This type of collaboration will continue to be important to E50 as the committee helps to fill these gaps, while the agency perspective helps ASTM standards properly mesh with agency requirements.
What is your sense of the international use of E50 standards?
E50 standards are typically grounded in U.S. law, whether it’s underground storage tank requirements, risk management tools or environmental due diligence. So I find it interesting that E50 standards are used or referenced in other countries. I’ve spoken with industry representatives from other countries who have said that E50 standards have served as a model for evaluating environmental conditions or implementing environmental management tools in their respective countries.
Sales of E50 standards such as E1527 attest to relevance in these international markets. Consultants and companies around the world, in Europe and Asia, Africa and South America, are making use of E1527. The same is true of E1903, Practice for Environmental Site Assessments: Phase II Environmental Site Assessment Process. And, training courses focused on E50 standards have taken place in Asia and Europe as well as throughout the United States.
The new ASTM Vapor Encroachment Condition Screening Personnel Certificate Program offers a credential to those who have attended the ASTM course using methodology in the E50 standard, E2600, Guide for Vapor Encroachment Screening on Property Involved in Real Estate Transactions. Why is the program useful?
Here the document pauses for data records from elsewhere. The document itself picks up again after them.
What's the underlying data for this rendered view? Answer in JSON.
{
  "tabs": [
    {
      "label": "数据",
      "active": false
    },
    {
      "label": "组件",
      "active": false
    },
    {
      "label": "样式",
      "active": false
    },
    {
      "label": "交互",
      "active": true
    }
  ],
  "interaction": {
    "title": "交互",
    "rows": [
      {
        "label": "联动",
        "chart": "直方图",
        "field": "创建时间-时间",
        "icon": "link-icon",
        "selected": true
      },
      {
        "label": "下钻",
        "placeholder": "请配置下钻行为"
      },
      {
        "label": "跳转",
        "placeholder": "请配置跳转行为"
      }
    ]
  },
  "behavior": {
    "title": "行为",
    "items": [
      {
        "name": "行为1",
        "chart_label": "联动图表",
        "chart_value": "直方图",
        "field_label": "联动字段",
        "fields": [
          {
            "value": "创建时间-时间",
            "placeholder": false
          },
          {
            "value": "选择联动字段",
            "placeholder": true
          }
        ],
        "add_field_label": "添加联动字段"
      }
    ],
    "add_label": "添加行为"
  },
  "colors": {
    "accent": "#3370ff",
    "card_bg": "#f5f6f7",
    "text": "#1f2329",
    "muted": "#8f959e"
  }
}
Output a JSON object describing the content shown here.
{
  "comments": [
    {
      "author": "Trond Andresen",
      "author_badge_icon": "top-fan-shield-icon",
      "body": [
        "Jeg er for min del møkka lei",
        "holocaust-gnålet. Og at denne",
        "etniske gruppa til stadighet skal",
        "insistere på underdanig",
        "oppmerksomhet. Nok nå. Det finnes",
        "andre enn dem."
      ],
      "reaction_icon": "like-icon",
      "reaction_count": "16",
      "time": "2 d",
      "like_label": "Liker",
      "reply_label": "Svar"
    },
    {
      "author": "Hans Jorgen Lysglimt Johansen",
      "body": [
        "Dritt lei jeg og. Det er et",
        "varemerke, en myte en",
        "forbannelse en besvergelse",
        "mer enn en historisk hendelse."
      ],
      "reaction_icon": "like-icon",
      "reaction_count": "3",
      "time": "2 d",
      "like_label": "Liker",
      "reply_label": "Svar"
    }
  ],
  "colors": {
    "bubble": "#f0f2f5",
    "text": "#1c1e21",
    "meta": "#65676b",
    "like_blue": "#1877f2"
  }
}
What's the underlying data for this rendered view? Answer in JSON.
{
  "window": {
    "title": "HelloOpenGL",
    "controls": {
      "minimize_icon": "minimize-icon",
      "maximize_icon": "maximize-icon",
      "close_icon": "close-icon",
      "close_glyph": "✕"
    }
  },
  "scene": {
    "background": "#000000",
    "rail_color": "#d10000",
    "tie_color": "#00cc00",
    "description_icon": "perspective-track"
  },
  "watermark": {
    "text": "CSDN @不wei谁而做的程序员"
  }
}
We’ve learned that service providers regularly cite an E50 standard, and may even attend one of the E50 training courses, but they still may not have a good understanding of the practice or guidance document they are referencing. The certification program developed for those completing the E2600 training is important because it requires that the service provider not only attend the training, but demonstrate an understanding of its application. It adds credibility for the professional, but it also strengthens industry’s perception of an ASTM standard. I’ve often heard criticism of an ASTM standard, only to find that the criticism was based on a misunderstanding of the requirements.
The vapor intrusion certification program has been successful and we have considered others, particularly for the E1527 Phase I environmental site assessments.
Julie Kilgore, principal and managing partner at Wasatch Environmental in Salt Lake City, Utah, is chairman of ASTM International Committee E50 on Environmental Assessment, Risk Management and Corrective Action. A former member of the ASTM board of directors, Kilgore is an ASTM fellow and Award of Merit recipient who has worked on Committee E50 since 1994. She served on the regulatory negotiation Federal Advisory Committee that assisted the U.S. Environmental Protection Agency in developing the federal All Appropriate Inquiries regulation that ultimately adopted, by reference, ASTM E1527. In her career, Kilgore has concentrated on facilitating business and environmental management relationships, and she has worked to instill business management principles into the environmental investigation, remediation and restoration field.
This article appears in the issue of Standardization News.